PROBLEM DETAILS: Copy exactly, and copy nothing else: the line that contains "Serialize everything readable" and all lines after it in the listing, without pictures.

EXTRACTED RECORDS:
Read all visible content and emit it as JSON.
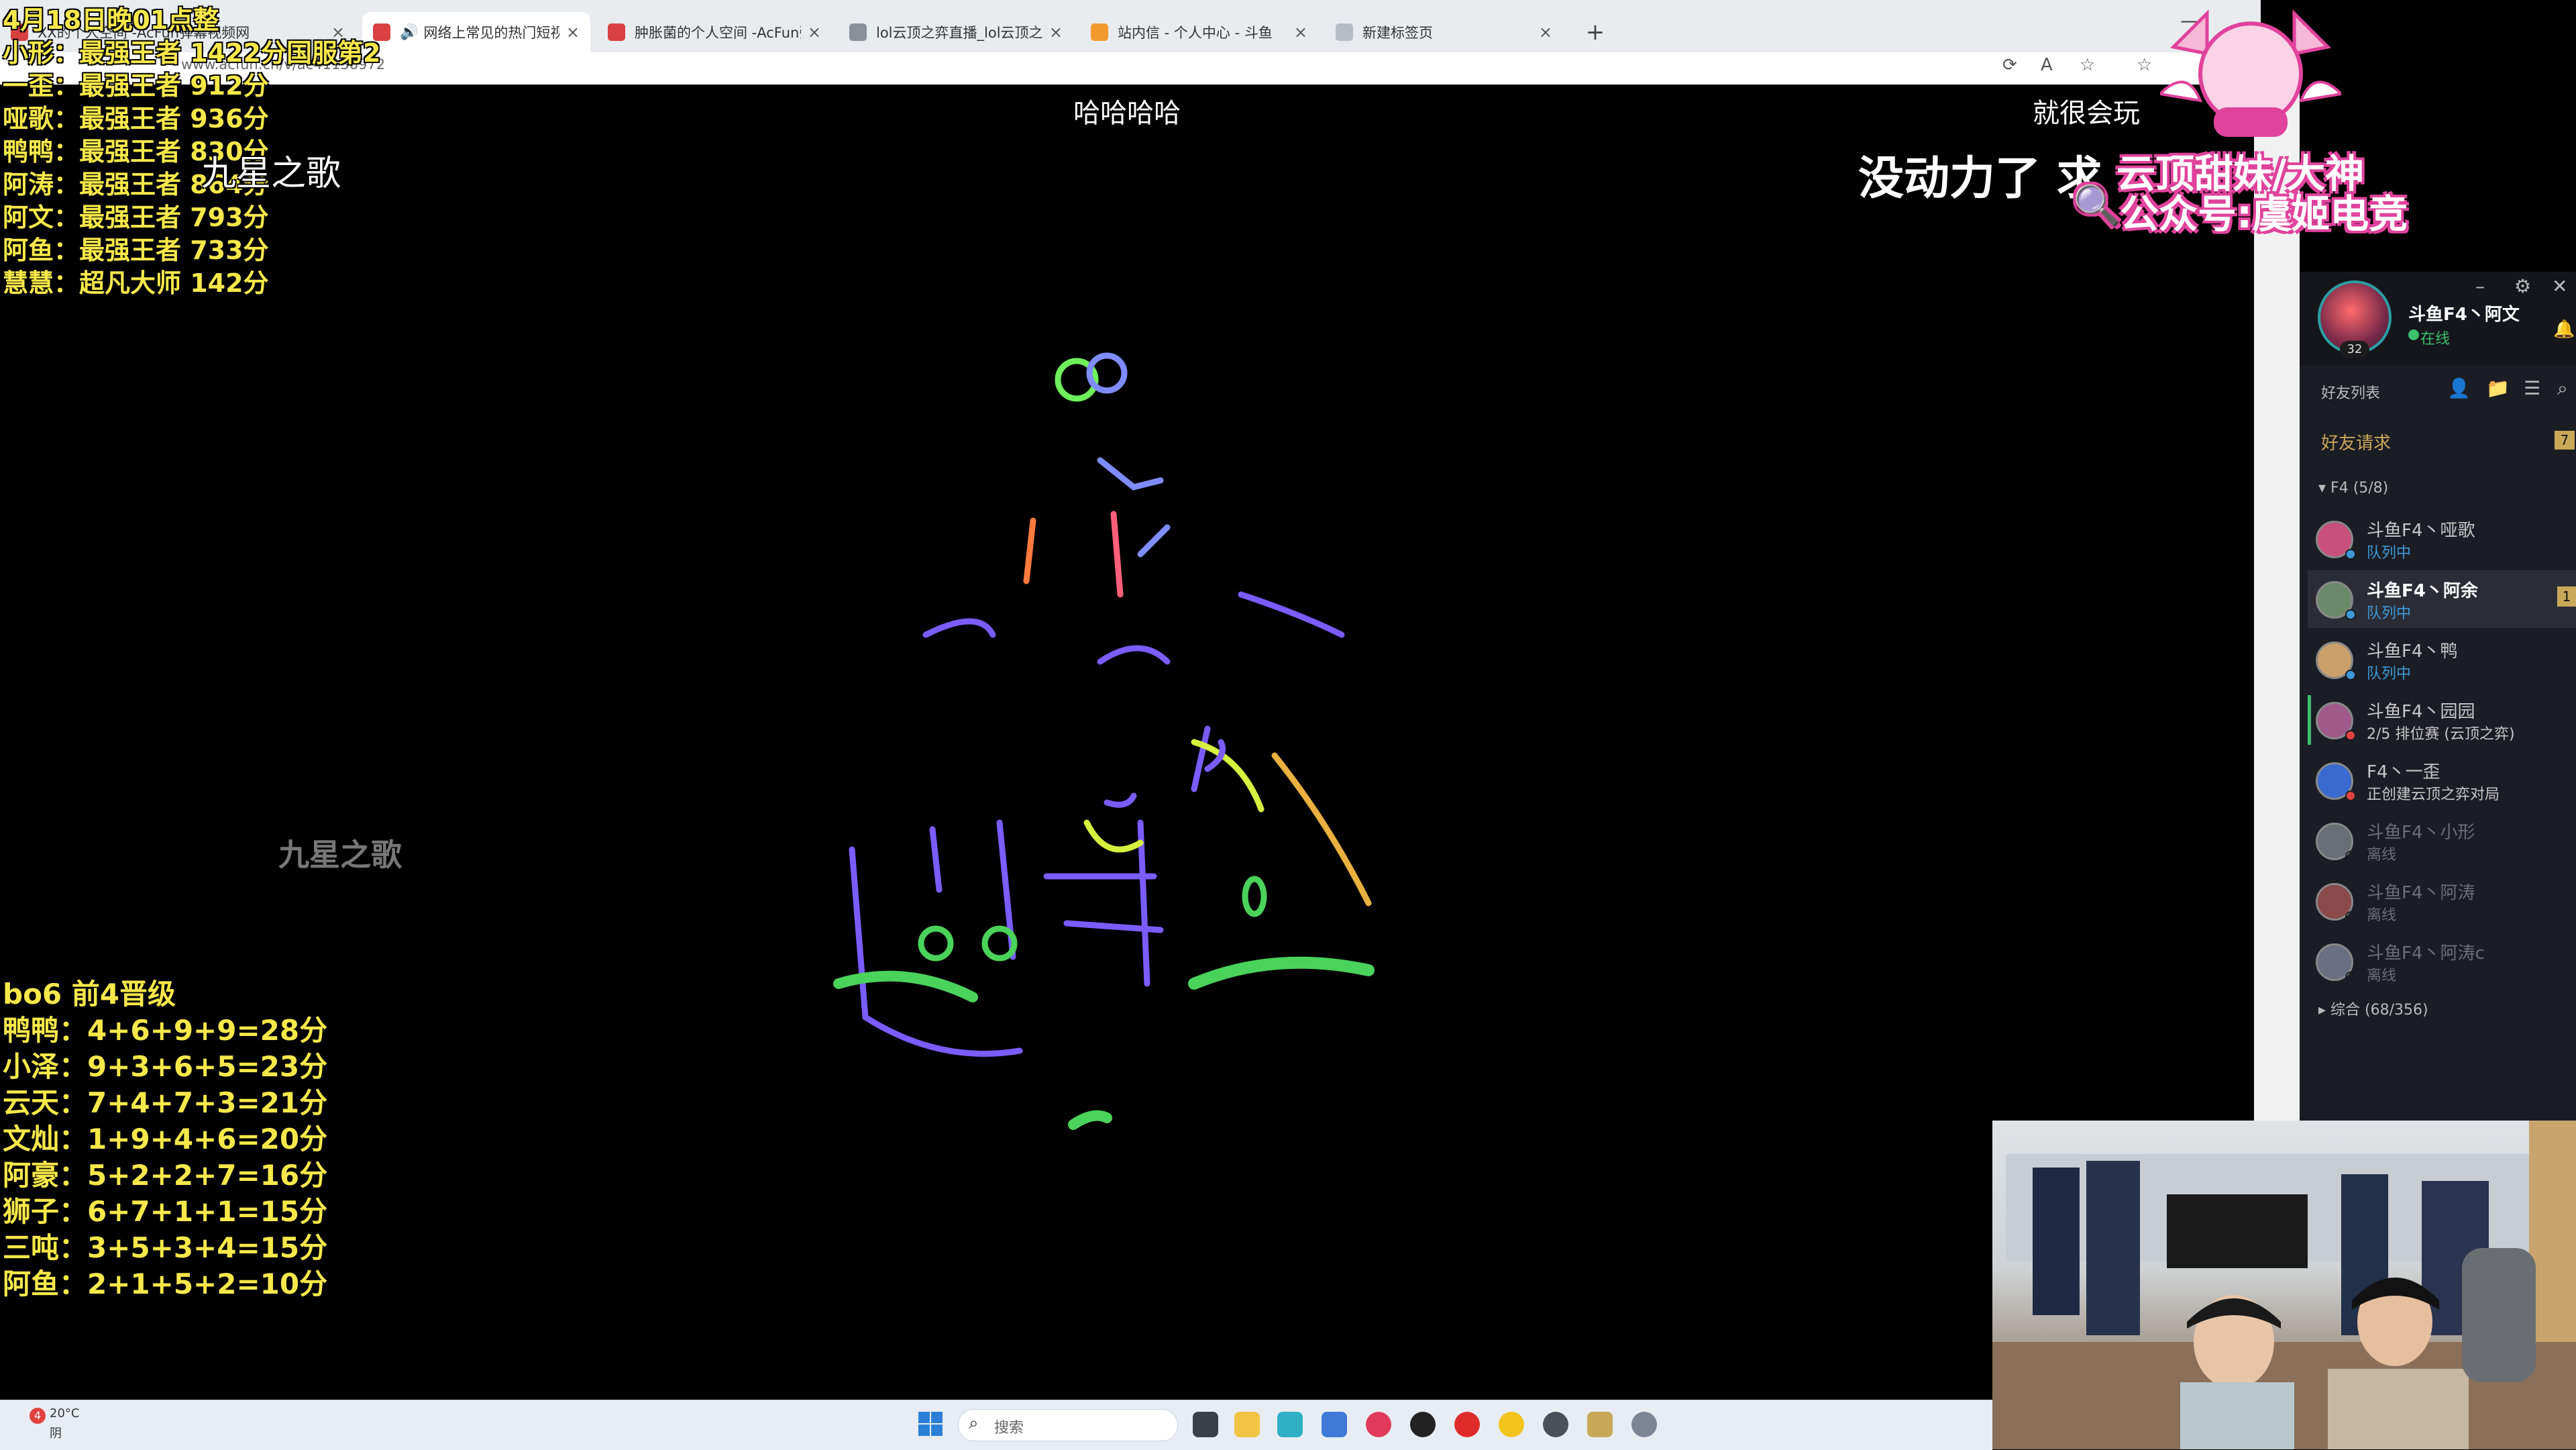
{
  "browser": {
    "tabs": [
      {
        "title": "XX的个人空间 -AcFun弹幕视频网",
        "icon": "acfun-icon",
        "active": false
      },
      {
        "title": "网络上常见的热门短视频集锦",
        "icon": "acfun-icon",
        "active": true
      },
      {
        "title": "肿胀菌的个人空间 -AcFun弹幕视频网",
        "icon": "acfun-icon",
        "active": false
      },
      {
        "title": "lol云顶之弈直播_lol云顶之弈直播",
        "icon": "lol-icon",
        "active": false
      },
      {
        "title": "站内信 - 个人中心 - 斗鱼",
        "icon": "douyu-icon",
        "active": false
      },
      {
        "title": "新建标签页",
        "icon": "newtab-icon",
        "active": false
      }
    ],
    "url": "www.acfun.cn/v/ac41136972"
  },
  "overlay": {
    "rank_list": [
      "4月18日晚01点整",
      "小形：最强王者 1422分国服第2",
      "一歪：最强王者 912分",
      "哑歌：最强王者 936分",
      "鸭鸭：最强王者 830分",
      "阿涛：最强王者 864分",
      "阿文：最强王者 793分",
      "阿鱼：最强王者 733分",
      "慧慧：超凡大师 142分"
    ],
    "score_list": [
      "bo6  前4晋级",
      "鸭鸭：4+6+9+9=28分",
      "小泽：9+3+6+5=23分",
      "云天：7+4+7+3=21分",
      "文灿：1+9+4+6=20分",
      "阿豪：5+2+2+7=16分",
      "狮子：6+7+1+1=15分",
      "三吨：3+5+3+4=15分",
      "阿鱼：2+1+5+2=10分"
    ],
    "watermark_top": "九星之歌",
    "watermark_mid": "九星之歌",
    "subtitle_left": "哈哈哈哈",
    "subtitle_right": "就很会玩",
    "big_caption": "没动力了 求",
    "pink_line1": "云顶甜妹/大神",
    "pink_line2": "公众号:虞姬电竞"
  },
  "friends_panel": {
    "me": {
      "name": "斗鱼F4丶阿文",
      "status": "在线",
      "level": "32"
    },
    "title": "好友列表",
    "friend_requests": "好友请求",
    "request_count": "7",
    "group_f4": "F4 (5/8)",
    "group_all": "综合 (68/356)",
    "friends": [
      {
        "name": "斗鱼F4丶哑歌",
        "status": "队列中",
        "state": "queue",
        "selected": false,
        "badge": ""
      },
      {
        "name": "斗鱼F4丶阿余",
        "status": "队列中",
        "state": "queue",
        "selected": true,
        "badge": "1"
      },
      {
        "name": "斗鱼F4丶鸭",
        "status": "队列中",
        "state": "queue",
        "selected": false,
        "badge": ""
      },
      {
        "name": "斗鱼F4丶园园",
        "status": "2/5 排位赛 (云顶之弈)",
        "state": "ingame",
        "selected": false,
        "badge": ""
      },
      {
        "name": "F4丶一歪",
        "status": "正创建云顶之弈对局",
        "state": "ingame",
        "selected": false,
        "badge": ""
      },
      {
        "name": "斗鱼F4丶小形",
        "status": "离线",
        "state": "offline",
        "selected": false,
        "badge": ""
      },
      {
        "name": "斗鱼F4丶阿涛",
        "status": "离线",
        "state": "offline",
        "selected": false,
        "badge": ""
      },
      {
        "name": "斗鱼F4丶阿涛c",
        "status": "离线",
        "state": "offline",
        "selected": false,
        "badge": ""
      }
    ]
  },
  "taskbar": {
    "weather_badge": "4",
    "weather_temp": "20°C",
    "weather_desc": "阴",
    "search_placeholder": "搜索"
  },
  "colors": {
    "overlay_yellow": "#f7e84a",
    "online_green": "#3dbf6b",
    "queue_blue": "#3d9ad9",
    "gold": "#c9a85a",
    "pink": "#e0429c"
  }
}
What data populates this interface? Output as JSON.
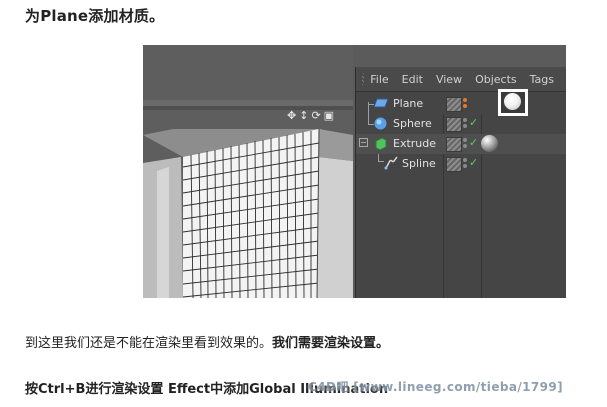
{
  "heading": "为Plane添加材质。",
  "viewport": {
    "tool_icons": [
      "move-icon",
      "updown-icon",
      "rotate-icon",
      "maximize-icon"
    ],
    "tool_glyphs": [
      "✥",
      "↕",
      "⟳",
      "▣"
    ]
  },
  "object_manager": {
    "menu": [
      "File",
      "Edit",
      "View",
      "Objects",
      "Tags"
    ],
    "objects": [
      {
        "name": "Plane",
        "icon": "plane-icon",
        "has_material": true,
        "material_selected": true
      },
      {
        "name": "Sphere",
        "icon": "sphere-icon",
        "has_material": false
      },
      {
        "name": "Extrude",
        "icon": "extrude-icon",
        "has_material": true,
        "material_selected": false
      },
      {
        "name": "Spline",
        "icon": "spline-icon",
        "has_material": false
      }
    ]
  },
  "paragraph1": {
    "normal": "到这里我们还是不能在渲染里看到效果的。",
    "bold": "我们需要渲染设置。"
  },
  "paragraph2": "按Ctrl+B进行渲染设置 Effect中添加Global Illumination",
  "watermark": "C4D吧 [www.lineeg.com/tieba/1799]",
  "colors": {
    "ui_dark": "#454545",
    "accent_check": "#57d15a",
    "selection_highlight": "#ffffff"
  }
}
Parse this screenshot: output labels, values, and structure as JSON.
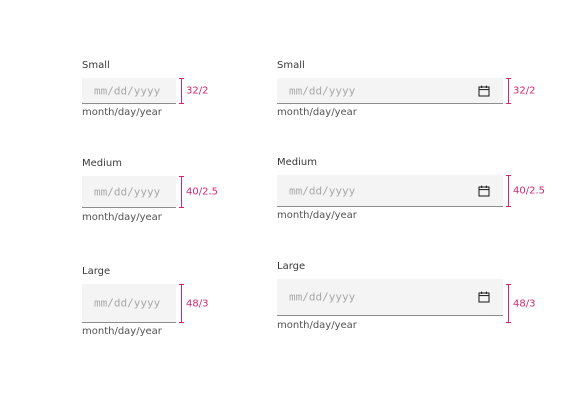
{
  "accent_color": "#d12771",
  "left_column": [
    {
      "label": "Small",
      "placeholder": "mm/dd/yyyy",
      "helper": "month/day/year",
      "spec": "32/2"
    },
    {
      "label": "Medium",
      "placeholder": "mm/dd/yyyy",
      "helper": "month/day/year",
      "spec": "40/2.5"
    },
    {
      "label": "Large",
      "placeholder": "mm/dd/yyyy",
      "helper": "month/day/year",
      "spec": "48/3"
    }
  ],
  "right_column": [
    {
      "label": "Small",
      "placeholder": "mm/dd/yyyy",
      "helper": "month/day/year",
      "spec": "32/2",
      "icon": "calendar-icon"
    },
    {
      "label": "Medium",
      "placeholder": "mm/dd/yyyy",
      "helper": "month/day/year",
      "spec": "40/2.5",
      "icon": "calendar-icon"
    },
    {
      "label": "Large",
      "placeholder": "mm/dd/yyyy",
      "helper": "month/day/year",
      "spec": "48/3",
      "icon": "calendar-icon"
    }
  ]
}
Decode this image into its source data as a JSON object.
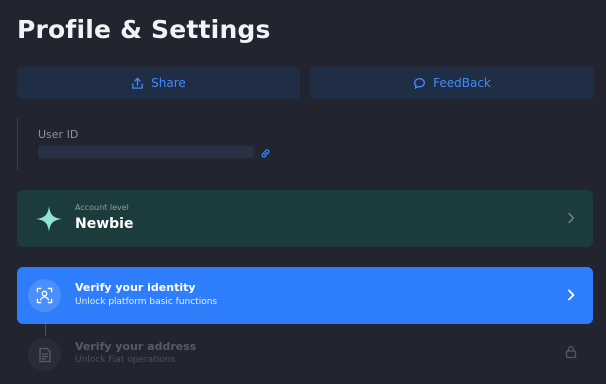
{
  "page": {
    "title": "Profile & Settings"
  },
  "actions": {
    "share_label": "Share",
    "share_icon": "share-icon",
    "feedback_label": "FeedBack",
    "feedback_icon": "chat-bubble-icon"
  },
  "user": {
    "id_label": "User ID",
    "id_value": ""
  },
  "account_level": {
    "caption": "Account level",
    "value": "Newbie",
    "icon": "sparkle-star-icon"
  },
  "verification_steps": [
    {
      "title": "Verify your identity",
      "subtitle": "Unlock platform basic functions",
      "state": "active"
    },
    {
      "title": "Verify your address",
      "subtitle": "Unlock Fiat operations",
      "state": "locked"
    }
  ],
  "colors": {
    "background": "#22252f",
    "accent": "#2e7dfa",
    "link": "#3f8cff",
    "level_card": "#1b3b3c"
  }
}
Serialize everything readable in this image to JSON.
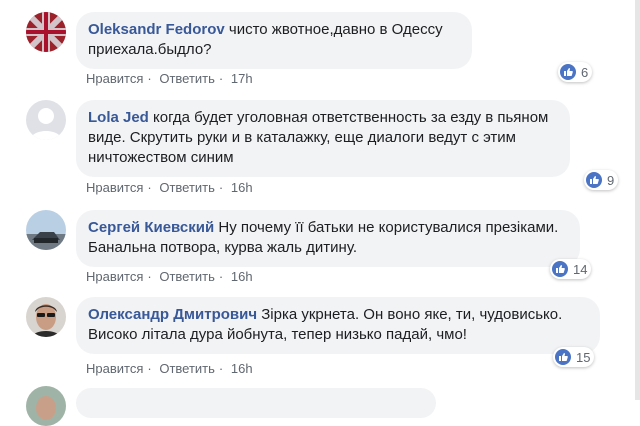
{
  "comments": [
    {
      "author": "Oleksandr Fedorov",
      "text": "чисто жвотное,давно в Одессу приехала.быдло?",
      "like": "Нравится",
      "reply": "Ответить",
      "time": "17h",
      "reactions": "6"
    },
    {
      "author": "Lola Jed",
      "text": "когда будет уголовная ответственность за езду в пьяном виде. Скрутить руки и в каталажку, еще диалоги ведут с этим ничтожеством синим",
      "like": "Нравится",
      "reply": "Ответить",
      "time": "16h",
      "reactions": "9"
    },
    {
      "author": "Сергей Киевский",
      "text": "Ну почему її батьки не користувалися презіками. Банальна потвора, курва жаль дитину.",
      "like": "Нравится",
      "reply": "Ответить",
      "time": "16h",
      "reactions": "14"
    },
    {
      "author": "Олександр Дмитрович",
      "text": "Зірка укрнета. Он воно яке, ти, чудовисько. Високо літала дура йобнута, тепер низько падай, чмо!",
      "like": "Нравится",
      "reply": "Ответить",
      "time": "16h",
      "reactions": "15"
    }
  ],
  "colors": {
    "link": "#385898",
    "bubble": "#f2f3f5",
    "like": "#4b74c4"
  }
}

WRITTEN RESPONSE:
Serialize everything readable in this image to JSON.
{
  "comments": [
    {
      "author": "Oleksandr Fedorov",
      "text": "чисто жвотное,давно в Одессу приехала.быдло?",
      "like": "Нравится",
      "reply": "Ответить",
      "time": "17h",
      "reactions": "6"
    },
    {
      "author": "Lola Jed",
      "text": "когда будет уголовная ответственность за езду в пьяном виде. Скрутить руки и в каталажку, еще диалоги ведут с этим ничтожеством синим",
      "like": "Нравится",
      "reply": "Ответить",
      "time": "16h",
      "reactions": "9"
    },
    {
      "author": "Сергей Киевский",
      "text": "Ну почему її батьки не користувалися презіками. Банальна потвора, курва жаль дитину.",
      "like": "Нравится",
      "reply": "Ответить",
      "time": "16h",
      "reactions": "14"
    },
    {
      "author": "Олександр Дмитрович",
      "text": "Зірка укрнета. Он воно яке, ти, чудовисько. Високо літала дура йобнута, тепер низько падай, чмо!",
      "like": "Нравится",
      "reply": "Ответить",
      "time": "16h",
      "reactions": "15"
    }
  ],
  "colors": {
    "link": "#385898",
    "bubble": "#f2f3f5",
    "like": "#4b74c4"
  }
}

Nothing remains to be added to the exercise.